- If, when a chile pepper is cut open, the veins have a yellowish orange color in that area, it usually indicates the pepper will be a potent one.
- New Mexicans consume more chilies per capita than any other group in the United States.
- The chili pepper was first cultivated by the people of Central and South America around 3000 BC.
- The Mayans rubbed hot peppers on their gums to stop toothaches.
- For hotness, size matters.
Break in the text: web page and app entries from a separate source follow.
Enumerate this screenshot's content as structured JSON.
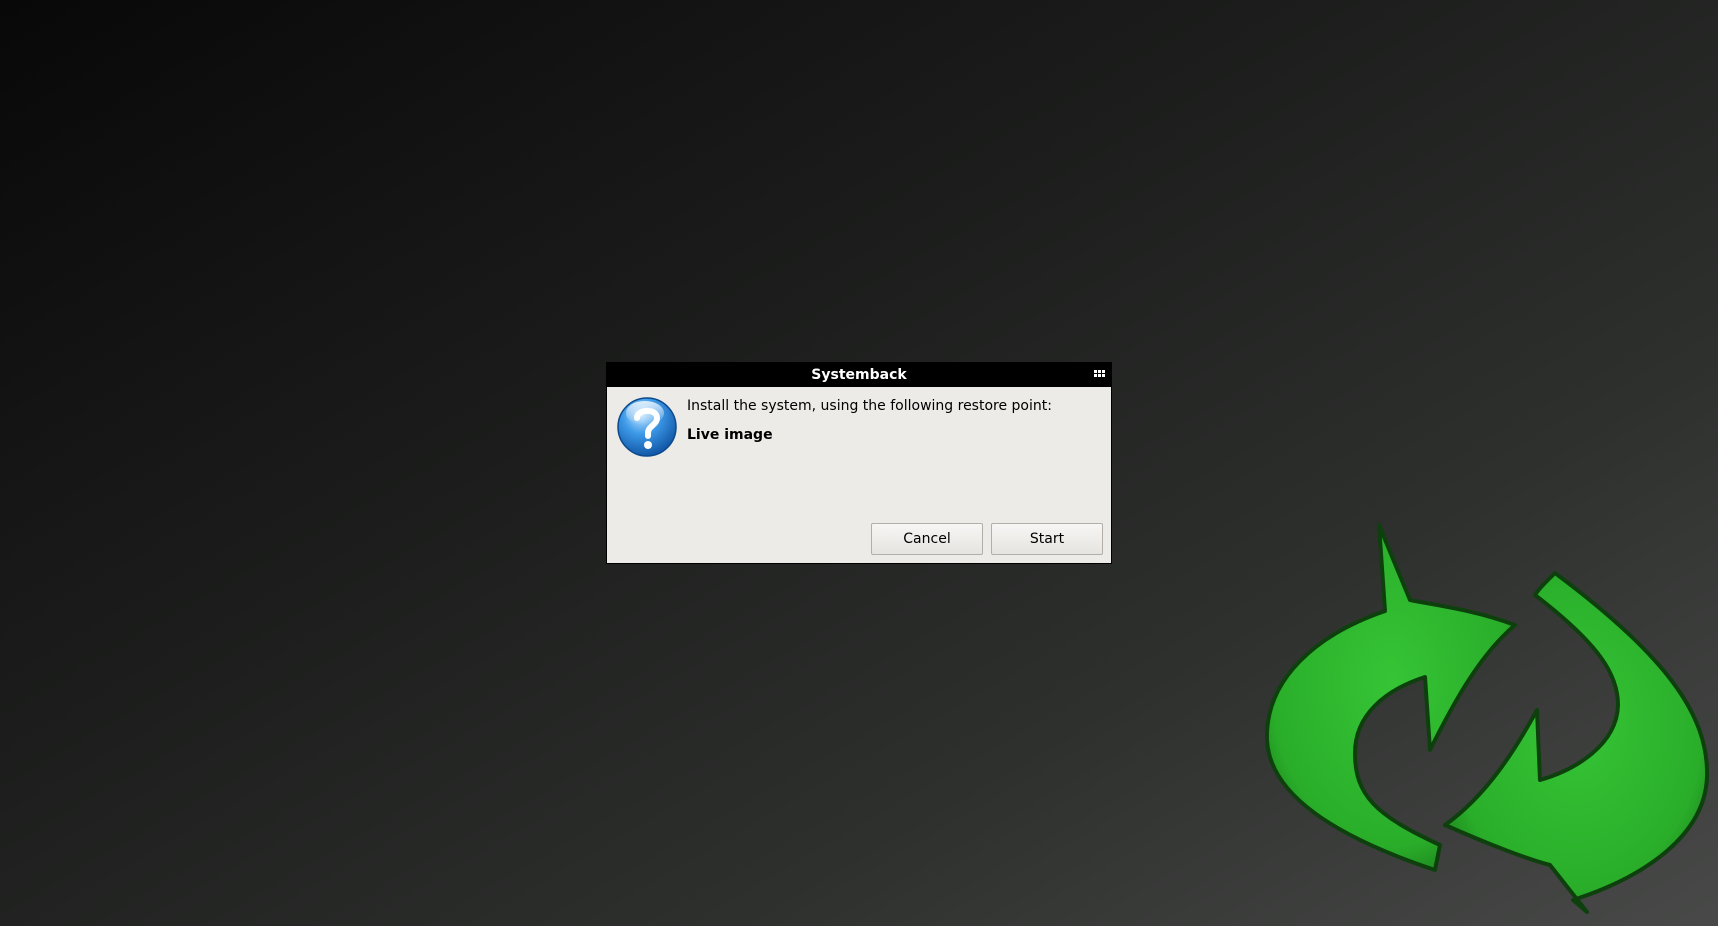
{
  "dialog": {
    "title": "Systemback",
    "message": "Install the system, using the following restore point:",
    "restore_point": "Live image",
    "cancel_label": "Cancel",
    "start_label": "Start"
  },
  "icons": {
    "menu": "window-menu-icon",
    "question": "question-icon",
    "logo": "systemback-logo"
  },
  "colors": {
    "dialog_bg": "#edebe7",
    "titlebar_bg": "#000000",
    "logo_green": "#2fb52f",
    "question_blue": "#2a83d6"
  }
}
In general, the smaller the pepper, the hotter it will be. All the world’s most potent peppers are under three inches long.
- Chile peppers are cholesterol free, low in sodium and calories, rich in Vitamins A and C, and a good source of folic acid, potassium and Vitamin E.
- The scientific journal Toxicon reported that drinking a quart and a half of Louisiana-style hot sauce will cause death by respiratory failure if your body weight is 140 pounds or less.
- Chilies are fruits not vegetables.
- People who eat chiles are generally healthier.
- The first European to “discover” chili peppers was Christopher Columbus in America in 1493. Within a century, chili peppers’ popularity had spread worldwide.
- The Incas believed that eyesight was improved by eating chilies.
- In Mexico, a soup laden with chilies is a typical hangover cure.
- Chilies curb your appetite, especially for fatty foods and sweets.
- To date, the hottest chile pepper in the world, according to the Guinness Book of World Records is the “Red Savina” Habanero. It measured an amazing 577,000 Scoville Units.